Treatments for oropharyngeal cancer can have some serious side effects. Surgery can be quite extensive and, in some cases, disfiguring. Patients may have difficulty chewing, swallowing or talking. Chemotherapy can cause hair loss, nausea, vomiting, mucositis (inflammation of the mucus membranes) and weakening of the immune system. Radiation therapy can lead to mucositis, gum problems, loosening of the teeth, dry mouth, problems with swallowing and changes in taste.
Gregory Wolf, M.D., a Head and Neck Surgeon with the University of Michigan, says two-thirds of oropharyngeal cancer patients are already in advanced stages at the time of diagnosis. They often need extensive surgery and/or other treatments that have a significant impact on their quality of life. But treatments don’t always match outcomes. Some large tumors can be successfully shrunk with radiation therapy. On the other hand, some very small areas of cancer are quite aggressive and need comprehensive therapy.
Currently, there is no way to tell how a cancer will respond to treatment. But researchers appear to be making headway on some important clues, using markers from the cancer cells as a basis for treatment decisions. At the University of Michigan Comprehensive Cancer Center, researchers are looking at how cancers with specific tumor markers respond to different therapies. Investigators want to find out if those markers may predict which cancers will be the most aggressive and what kinds of treatment may have the most effective results. During pre-treatment biopsy, investigators took samples of the tumor and looked for various markers.
One of the markers under study is HPV-16 (human papilloma virus), a virus also associated with risk for cervical cancer. Research Scientist, Thomas Carey, Ph.D., says they have found non-smoking patients with the HPV marker tended to respond very well to treatment. Response rates are lower in smokers and women with HPV markers in their tumors.
Another marker is called epidermal growth factor receptor (EGFR), a protein on the surface of cells that controls cell growth. Patients with this marker also tended to respond very poorly to treatment. A third marker is p53, a gene which controls cell growth and death. It normally suppresses tumor growth. Patients with a "wild type" of p53 and high levels of a protein related to cell survival tended to respond very poorly to chemotherapy.
Investigators just published the results of their study in the online version of Journal of Clinical Oncology on May 12. Further research needs to be done.
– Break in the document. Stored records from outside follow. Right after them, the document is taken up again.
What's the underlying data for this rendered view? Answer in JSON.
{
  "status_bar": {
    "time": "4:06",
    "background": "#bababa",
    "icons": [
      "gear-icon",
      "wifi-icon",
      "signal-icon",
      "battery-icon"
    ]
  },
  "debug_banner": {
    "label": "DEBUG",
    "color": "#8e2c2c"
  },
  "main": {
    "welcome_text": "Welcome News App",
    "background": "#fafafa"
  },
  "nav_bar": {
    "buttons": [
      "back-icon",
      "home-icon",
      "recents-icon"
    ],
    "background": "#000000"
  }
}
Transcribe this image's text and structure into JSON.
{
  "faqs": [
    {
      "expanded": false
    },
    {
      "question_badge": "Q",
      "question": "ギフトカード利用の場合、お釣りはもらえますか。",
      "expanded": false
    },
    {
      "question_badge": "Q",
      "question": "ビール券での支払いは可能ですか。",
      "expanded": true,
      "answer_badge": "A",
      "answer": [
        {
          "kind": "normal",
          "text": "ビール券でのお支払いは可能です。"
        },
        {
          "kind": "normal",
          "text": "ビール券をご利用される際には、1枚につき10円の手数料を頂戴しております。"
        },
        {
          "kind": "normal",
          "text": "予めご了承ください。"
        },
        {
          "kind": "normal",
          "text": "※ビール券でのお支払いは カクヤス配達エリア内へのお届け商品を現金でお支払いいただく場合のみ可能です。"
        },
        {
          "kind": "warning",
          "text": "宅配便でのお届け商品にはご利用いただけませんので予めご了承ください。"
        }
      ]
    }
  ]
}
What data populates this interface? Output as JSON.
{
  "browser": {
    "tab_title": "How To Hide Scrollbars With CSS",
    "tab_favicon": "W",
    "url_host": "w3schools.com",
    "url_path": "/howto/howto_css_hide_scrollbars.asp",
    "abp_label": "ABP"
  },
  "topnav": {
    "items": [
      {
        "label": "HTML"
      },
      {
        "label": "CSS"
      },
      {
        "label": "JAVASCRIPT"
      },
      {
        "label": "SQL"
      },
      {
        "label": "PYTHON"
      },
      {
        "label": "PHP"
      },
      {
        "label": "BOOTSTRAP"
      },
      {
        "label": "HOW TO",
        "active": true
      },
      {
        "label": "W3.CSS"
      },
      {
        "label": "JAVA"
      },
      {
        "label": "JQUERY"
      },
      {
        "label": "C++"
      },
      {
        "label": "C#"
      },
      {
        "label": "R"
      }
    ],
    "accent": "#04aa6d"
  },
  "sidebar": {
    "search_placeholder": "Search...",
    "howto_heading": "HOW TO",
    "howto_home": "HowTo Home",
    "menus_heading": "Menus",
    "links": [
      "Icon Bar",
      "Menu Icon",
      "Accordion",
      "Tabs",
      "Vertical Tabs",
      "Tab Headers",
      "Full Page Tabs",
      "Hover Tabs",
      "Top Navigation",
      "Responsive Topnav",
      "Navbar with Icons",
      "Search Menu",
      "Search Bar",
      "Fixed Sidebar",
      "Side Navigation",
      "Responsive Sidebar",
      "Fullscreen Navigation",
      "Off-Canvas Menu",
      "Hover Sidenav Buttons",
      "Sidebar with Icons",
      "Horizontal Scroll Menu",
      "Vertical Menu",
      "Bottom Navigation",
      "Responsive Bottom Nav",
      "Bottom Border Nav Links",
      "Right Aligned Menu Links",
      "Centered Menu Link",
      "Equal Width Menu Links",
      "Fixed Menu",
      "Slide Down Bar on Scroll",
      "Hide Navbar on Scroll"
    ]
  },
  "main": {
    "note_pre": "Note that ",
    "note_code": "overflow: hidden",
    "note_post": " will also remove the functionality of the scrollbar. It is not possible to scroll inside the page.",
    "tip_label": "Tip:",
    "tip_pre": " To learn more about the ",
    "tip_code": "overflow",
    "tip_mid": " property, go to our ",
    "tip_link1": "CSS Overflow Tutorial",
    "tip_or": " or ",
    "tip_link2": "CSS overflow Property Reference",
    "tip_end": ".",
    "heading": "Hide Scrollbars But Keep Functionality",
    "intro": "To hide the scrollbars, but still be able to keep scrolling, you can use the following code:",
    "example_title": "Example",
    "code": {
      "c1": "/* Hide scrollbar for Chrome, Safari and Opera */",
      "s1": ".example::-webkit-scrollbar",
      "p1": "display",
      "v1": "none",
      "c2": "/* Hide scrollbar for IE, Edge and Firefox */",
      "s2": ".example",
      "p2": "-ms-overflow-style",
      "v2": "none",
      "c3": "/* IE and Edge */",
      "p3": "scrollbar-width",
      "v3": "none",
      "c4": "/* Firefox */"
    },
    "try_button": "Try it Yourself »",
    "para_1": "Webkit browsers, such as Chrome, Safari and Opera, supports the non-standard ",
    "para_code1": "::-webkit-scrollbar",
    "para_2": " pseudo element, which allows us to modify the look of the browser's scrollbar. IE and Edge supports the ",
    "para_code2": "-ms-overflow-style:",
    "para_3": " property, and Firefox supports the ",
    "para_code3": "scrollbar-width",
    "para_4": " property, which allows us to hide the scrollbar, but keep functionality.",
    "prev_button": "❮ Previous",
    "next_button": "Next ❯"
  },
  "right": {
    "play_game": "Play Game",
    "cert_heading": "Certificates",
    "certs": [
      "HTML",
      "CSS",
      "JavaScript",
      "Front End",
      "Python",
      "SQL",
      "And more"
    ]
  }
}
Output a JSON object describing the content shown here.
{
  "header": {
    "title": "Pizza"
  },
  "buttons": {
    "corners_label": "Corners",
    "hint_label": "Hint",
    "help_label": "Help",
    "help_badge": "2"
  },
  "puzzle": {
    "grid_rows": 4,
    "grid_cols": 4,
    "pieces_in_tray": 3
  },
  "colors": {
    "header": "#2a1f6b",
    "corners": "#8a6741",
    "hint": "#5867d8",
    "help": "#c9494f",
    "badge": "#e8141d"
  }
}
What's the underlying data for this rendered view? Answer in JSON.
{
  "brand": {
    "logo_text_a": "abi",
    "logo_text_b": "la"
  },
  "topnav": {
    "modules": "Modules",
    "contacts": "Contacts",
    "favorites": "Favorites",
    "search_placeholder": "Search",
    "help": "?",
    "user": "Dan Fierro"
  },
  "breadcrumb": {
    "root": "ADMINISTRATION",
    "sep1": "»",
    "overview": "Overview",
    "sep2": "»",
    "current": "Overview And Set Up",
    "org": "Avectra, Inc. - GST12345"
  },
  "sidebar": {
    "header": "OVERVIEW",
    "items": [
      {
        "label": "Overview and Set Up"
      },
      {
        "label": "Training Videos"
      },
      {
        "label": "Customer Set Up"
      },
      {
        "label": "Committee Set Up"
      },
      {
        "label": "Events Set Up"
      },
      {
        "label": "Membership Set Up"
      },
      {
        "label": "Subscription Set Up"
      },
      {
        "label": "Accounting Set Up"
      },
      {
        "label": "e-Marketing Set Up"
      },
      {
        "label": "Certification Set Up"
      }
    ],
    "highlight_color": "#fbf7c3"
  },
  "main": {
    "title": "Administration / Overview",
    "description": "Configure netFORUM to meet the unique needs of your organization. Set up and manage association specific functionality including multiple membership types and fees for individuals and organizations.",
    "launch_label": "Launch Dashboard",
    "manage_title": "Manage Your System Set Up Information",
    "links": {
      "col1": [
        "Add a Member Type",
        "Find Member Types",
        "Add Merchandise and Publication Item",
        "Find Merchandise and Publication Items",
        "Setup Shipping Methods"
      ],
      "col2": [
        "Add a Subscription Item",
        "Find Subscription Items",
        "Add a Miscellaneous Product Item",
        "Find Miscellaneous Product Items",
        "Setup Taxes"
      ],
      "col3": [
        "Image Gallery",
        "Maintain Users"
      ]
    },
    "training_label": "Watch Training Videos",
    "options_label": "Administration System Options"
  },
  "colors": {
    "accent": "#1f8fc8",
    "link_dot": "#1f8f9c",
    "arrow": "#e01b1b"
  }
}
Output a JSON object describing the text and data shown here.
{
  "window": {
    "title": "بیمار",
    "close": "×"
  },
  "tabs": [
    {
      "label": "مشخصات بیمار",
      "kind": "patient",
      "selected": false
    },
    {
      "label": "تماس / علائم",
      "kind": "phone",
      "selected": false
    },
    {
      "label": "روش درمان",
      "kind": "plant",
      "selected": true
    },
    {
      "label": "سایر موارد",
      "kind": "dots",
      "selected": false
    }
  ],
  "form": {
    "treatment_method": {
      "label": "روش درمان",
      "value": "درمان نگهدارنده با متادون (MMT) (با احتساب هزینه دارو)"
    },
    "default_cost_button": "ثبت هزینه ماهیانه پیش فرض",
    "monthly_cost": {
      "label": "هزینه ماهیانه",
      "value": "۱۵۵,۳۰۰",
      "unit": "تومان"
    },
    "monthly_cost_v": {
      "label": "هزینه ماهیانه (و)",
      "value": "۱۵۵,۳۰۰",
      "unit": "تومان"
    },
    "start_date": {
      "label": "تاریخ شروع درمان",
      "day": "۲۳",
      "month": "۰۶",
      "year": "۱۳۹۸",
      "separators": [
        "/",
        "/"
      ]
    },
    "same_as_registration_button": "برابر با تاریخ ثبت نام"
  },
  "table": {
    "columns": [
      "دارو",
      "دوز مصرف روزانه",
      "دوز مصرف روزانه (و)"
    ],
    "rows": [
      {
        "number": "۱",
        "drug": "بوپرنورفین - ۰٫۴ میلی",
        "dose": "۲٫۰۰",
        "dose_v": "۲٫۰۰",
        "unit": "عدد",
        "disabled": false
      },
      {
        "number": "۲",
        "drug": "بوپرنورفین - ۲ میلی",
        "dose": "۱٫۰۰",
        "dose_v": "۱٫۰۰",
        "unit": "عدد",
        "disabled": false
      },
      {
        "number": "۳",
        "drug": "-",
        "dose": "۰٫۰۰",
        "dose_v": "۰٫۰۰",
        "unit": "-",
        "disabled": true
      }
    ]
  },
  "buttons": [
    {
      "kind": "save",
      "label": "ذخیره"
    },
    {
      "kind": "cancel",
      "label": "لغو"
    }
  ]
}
However, if the tumor markers prove to be valid, doctors may be able to use the information to determine which patients need more aggressive treatment and what kinds of therapy or drugs may work best against the cancer.